AG Frosh joins call for allowing banks to support medical marijuana

Maryland Attorney General Brian E. Frosh and other state attorneys general want Congress to support legislation that would open the banking system to the medical or recreational marijuana business in states where those industries are legal.

In states that have legalized use, the industry has operated on a mostly cash basis because the drug is illegal under federal law. Federal guidelines issued in 2014, however, allow financial institutions to take steps to qualify to offer services in states with legalized use.

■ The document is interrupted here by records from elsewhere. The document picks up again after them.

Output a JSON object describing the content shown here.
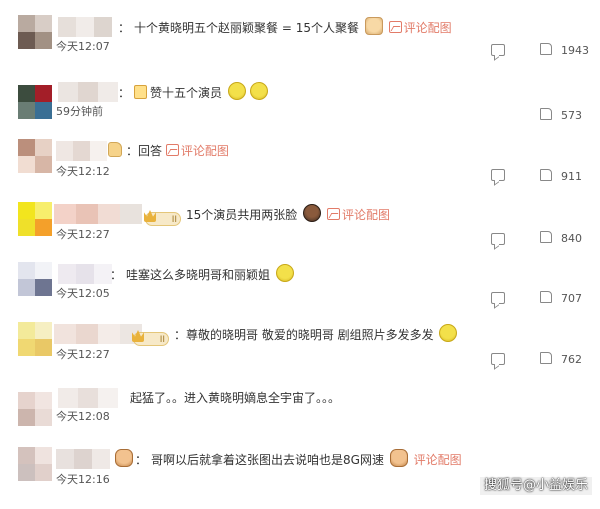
{
  "comments": [
    {
      "name_suffix": "：",
      "text": "十个黄晓明五个赵丽颖聚餐 = 15个人聚餐",
      "trail": "cat-emoji",
      "picture_link": "评论配图",
      "time": "今天12:07",
      "likes": "1943",
      "show_reply_icon": true
    },
    {
      "name_suffix": "：",
      "text": "赞十五个演员",
      "lead": "thumbs-up",
      "trail": "face-emoji-x2",
      "time": "59分钟前",
      "likes": "573",
      "show_reply_icon": false
    },
    {
      "name_suffix": "",
      "lead": "hand",
      "text": "：回答",
      "picture_link": "评论配图",
      "time": "今天12:12",
      "likes": "911",
      "show_reply_icon": true
    },
    {
      "name_suffix": "",
      "badge": "II",
      "text": "15个演员共用两张脸",
      "trail": "dark-emoji",
      "picture_link": "评论配图",
      "time": "今天12:27",
      "likes": "840",
      "show_reply_icon": true
    },
    {
      "name_suffix": "：",
      "text": "哇塞这么多晓明哥和丽颖姐",
      "trail": "face-emoji",
      "time": "今天12:05",
      "likes": "707",
      "show_reply_icon": true
    },
    {
      "name_suffix": "",
      "badge": "II",
      "text": "：尊敬的晓明哥 敬爱的晓明哥 剧组照片多发多发",
      "trail": "face-emoji",
      "time": "今天12:27",
      "likes": "762",
      "show_reply_icon": true
    },
    {
      "name_suffix": "",
      "text": "起猛了。。进入黄晓明嫡息全宇宙了。。。",
      "time": "今天12:08",
      "likes": "",
      "show_reply_icon": false
    },
    {
      "name_suffix": "：",
      "lead": "bunny",
      "text": "哥啊以后就拿着这张图出去说咱也是8G网速",
      "trail": "bunny-emoji",
      "picture_link": "评论配图",
      "time": "今天12:16",
      "likes": "",
      "show_reply_icon": false
    }
  ],
  "watermark": "搜狐号@小益娱乐",
  "colors": {
    "link": "#e27b68",
    "text": "#333333",
    "meta": "#555555"
  }
}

It is believed that only a small fraction of the nation’s banks are serving medical cannabis customers, a practice some in the the banking industry view as potentially putting federal charters and deposit insurance at risk.

In a letter sent Tuesday to Congressional leaders, 18 state attorneys general asked for legislation that would offer a legal “safe harbor” for depository institutions that offer financial products or services to marijuana-related businesses in states that regulate the industry. Twenty nine states and several U.S. territories have legalized medical marijuana use, and eight states allow recreational use by adults.

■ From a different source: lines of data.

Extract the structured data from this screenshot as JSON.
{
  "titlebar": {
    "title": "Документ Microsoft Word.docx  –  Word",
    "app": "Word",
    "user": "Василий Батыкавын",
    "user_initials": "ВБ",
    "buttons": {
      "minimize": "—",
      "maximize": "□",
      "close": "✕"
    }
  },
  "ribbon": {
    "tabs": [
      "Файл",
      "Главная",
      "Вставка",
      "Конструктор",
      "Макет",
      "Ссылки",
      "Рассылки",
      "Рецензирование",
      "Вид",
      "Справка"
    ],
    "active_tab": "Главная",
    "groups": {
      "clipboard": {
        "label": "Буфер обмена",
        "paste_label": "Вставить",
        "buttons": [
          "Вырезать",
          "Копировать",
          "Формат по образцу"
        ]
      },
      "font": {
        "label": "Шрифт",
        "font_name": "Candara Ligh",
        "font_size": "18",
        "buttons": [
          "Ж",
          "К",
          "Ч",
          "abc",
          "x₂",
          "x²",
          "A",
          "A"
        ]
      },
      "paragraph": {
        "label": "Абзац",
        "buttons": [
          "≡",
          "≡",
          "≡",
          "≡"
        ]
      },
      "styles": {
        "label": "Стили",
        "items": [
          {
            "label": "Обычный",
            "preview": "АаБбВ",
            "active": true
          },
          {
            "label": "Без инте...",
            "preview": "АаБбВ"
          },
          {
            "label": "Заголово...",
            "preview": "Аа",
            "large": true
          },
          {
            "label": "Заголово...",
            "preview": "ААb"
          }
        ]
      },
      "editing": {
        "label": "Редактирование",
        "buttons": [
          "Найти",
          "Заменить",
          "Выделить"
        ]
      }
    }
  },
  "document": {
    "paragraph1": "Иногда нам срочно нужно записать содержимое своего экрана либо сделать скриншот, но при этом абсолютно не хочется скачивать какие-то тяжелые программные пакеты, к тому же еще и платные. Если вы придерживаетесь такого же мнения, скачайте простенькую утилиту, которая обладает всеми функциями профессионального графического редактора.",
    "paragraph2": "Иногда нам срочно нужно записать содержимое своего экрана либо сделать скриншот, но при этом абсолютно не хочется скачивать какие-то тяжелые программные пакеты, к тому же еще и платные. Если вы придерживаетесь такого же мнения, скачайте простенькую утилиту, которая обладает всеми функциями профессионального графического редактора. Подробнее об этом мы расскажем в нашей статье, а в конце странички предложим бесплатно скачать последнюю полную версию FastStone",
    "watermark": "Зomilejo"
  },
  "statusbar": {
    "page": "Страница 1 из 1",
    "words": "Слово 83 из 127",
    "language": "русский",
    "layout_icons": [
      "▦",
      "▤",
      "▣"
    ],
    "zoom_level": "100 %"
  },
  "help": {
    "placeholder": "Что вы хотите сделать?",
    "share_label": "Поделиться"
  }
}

Medical marijuana sales began Dec. 1 in Maryland.

But “banks providing services to state-licensed cannabis businesses could find themselves subject to criminal and civil liability under the Controlled Substances Act and certain federal banking statutes,” the letter stated. “This risk has significantly inhibited the willingness of financial institutions to provide services to these businesses.”

Banks are even more at risk, the attorneys general argue, because the U.S. Justice Department has rescinded guidance outlining how banks can offer services under current federal law.

In Maryland, Annapolis-based community bank Severn Bank has become one of the first financial institutions in the state to let medical marijuana businesses open accounts. Bank officials said earlier this month that it saw Maryland’s fledging field of growers, processors and dispensers as offering an opportunity.

Legal marijuana sales grew by 30 percent to $6.7 billion in 2016 and are expected to jump to $20 billion by 2021, the letter said.

“Yet those revenues often exist outside of the regulated banking space,” the letter said. “The grey market makes it more difficult to track revenues for taxation purposes, contributes to a public safety threat as cash intensive businesses are often targets for criminal activity, and prevents proper tracking of large swaths of finances across the nation.”